As you probably know, Professor Shapiro always looks for rapae as part of his scientific research; he sponsors the annual Beer-for-a-Butterfly Contest to determine its first flight of the year. COVID-19 canceled this year's contest.
But did you also know that Shapiro found FOUR other butterfly species on his Jan. 16th rounds in Davis, which included Old Davis Road on the UC Davis campus, and residential Davis?
- Red Admiral, Vanessa atalanta, seen in Lot 1 landscaping
- Gulf Fritillary, Agraulis vanillae, spotted in residential Davis, north central
- West Coast Lady, Vanessa annabella, seen on Old Davis Road near the campus hotel.
- Mourning Cloak, Nymphalis antiopa, spotted on Old Davis Road
The links on the species will direct you to his amazing research site, Art's Butterfly World, and the wealth of information.
Our butterfly-spotting record so far: Zero. Zilch. Nada.
But of course, what with the pandemic and all, we haven't been out much. The 100-acre UC Davis Arboretum and Public Garden is a good place to stroll, observe and photograph. We remember spotting a Mourning Cloak in the Arboretum's Ruth Risdon Garden on Saturday, Feb. 6, 2016 on an identification sign for the silver anniversary butterfly bush, Buddleia “Morning Mist."
It was a good place to warm its wings.
Meanwhile, here are a few images of the butterflies that Shapiro saw on Jan. 16. These images were taken in the two-county area of Yolo and Solano.

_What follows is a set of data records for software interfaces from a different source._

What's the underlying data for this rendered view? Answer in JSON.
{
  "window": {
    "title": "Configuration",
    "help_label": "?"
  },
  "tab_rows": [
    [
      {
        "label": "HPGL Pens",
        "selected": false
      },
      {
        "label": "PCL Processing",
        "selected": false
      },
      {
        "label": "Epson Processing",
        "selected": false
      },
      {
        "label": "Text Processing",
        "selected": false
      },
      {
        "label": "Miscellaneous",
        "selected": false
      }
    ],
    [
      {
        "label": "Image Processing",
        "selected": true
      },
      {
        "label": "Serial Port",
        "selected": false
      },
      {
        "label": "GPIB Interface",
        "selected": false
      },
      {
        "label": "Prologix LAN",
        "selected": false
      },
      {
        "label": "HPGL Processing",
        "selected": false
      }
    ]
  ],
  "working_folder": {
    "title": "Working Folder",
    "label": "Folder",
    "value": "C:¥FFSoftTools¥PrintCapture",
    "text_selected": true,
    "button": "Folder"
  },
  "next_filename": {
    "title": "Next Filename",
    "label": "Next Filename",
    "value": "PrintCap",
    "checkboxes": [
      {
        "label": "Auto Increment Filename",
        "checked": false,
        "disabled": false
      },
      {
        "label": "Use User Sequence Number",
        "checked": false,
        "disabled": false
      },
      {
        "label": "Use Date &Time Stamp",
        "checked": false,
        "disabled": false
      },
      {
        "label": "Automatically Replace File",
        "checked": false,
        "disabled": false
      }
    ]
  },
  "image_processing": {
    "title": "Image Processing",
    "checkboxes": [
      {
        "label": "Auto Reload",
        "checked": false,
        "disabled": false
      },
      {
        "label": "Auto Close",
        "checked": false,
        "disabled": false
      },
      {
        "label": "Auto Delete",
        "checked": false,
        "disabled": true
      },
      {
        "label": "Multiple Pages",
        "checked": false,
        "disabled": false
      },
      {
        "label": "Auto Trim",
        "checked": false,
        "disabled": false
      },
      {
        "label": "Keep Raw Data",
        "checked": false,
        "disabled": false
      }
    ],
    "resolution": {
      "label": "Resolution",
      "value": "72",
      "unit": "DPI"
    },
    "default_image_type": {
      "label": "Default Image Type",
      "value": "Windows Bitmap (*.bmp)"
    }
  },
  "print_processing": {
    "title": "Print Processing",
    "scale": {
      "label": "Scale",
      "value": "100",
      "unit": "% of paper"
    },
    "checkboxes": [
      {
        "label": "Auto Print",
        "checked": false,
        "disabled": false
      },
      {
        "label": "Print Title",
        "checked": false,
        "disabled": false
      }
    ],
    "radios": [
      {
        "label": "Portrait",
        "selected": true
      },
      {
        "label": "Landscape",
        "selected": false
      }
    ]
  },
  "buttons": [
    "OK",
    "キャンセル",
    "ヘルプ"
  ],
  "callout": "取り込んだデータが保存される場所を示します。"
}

Honey bees are the first thing you notice about the sea squill (Drimiamaritima or Urginea maritima) in the 100-acre UC Davis Arboretum and Public Garden.
The sea squill, thriving in the Carolee Shields White Flower Garden and Gazebo, is a bee magnet, not to mention it's an incredible flowering plant in an incredible place.
As it says on the Arboretum website: "The Carolee Shields White Flower Garden and Gazebo is a theme garden based on medieval moon-viewing gardens of India and Japan. With its curving paths framing a vine-covered gazebo, the garden is a popular site for weddings and other events. Many of the plants here are fragrant, and their pale flowers are particularly luminous by moonlight. The garden is named for Carolee Shields, an avid gardener and the wife of Judge Peter J. Shields, one of the founders of the UC Davis campus."
The plant grows from a large bulb that produces a raceme of flowers. It's native to southern Europe, western Asia, and northern Africa. Since ancient times, it's been used as a medicinal plant. Hippocrates reportedly used it to treat jaundice, convulsions, and asthma. The main active compounds, according to Wikipedia, are cardiac glycosides.
And did you know that the plant has also been used as a poison? "It is very bitter, so most animals avoid it," Wikipedia tells us. "Rats, however, eat it readily, and then succumb to the toxic scilliroside. This has made the plant a popular rodenticide for nearly as long as it has been in use as a medicine. The bulbs are dried and cut into chips, which can then be powdered and mixed with rat bait. The plant was introduced as an experimental agricultural crop in the 20th century primarily to develop high-toxicity varieties for use as rat poison.]nterest continued to develop as rats became resistant to coumarin-based poison."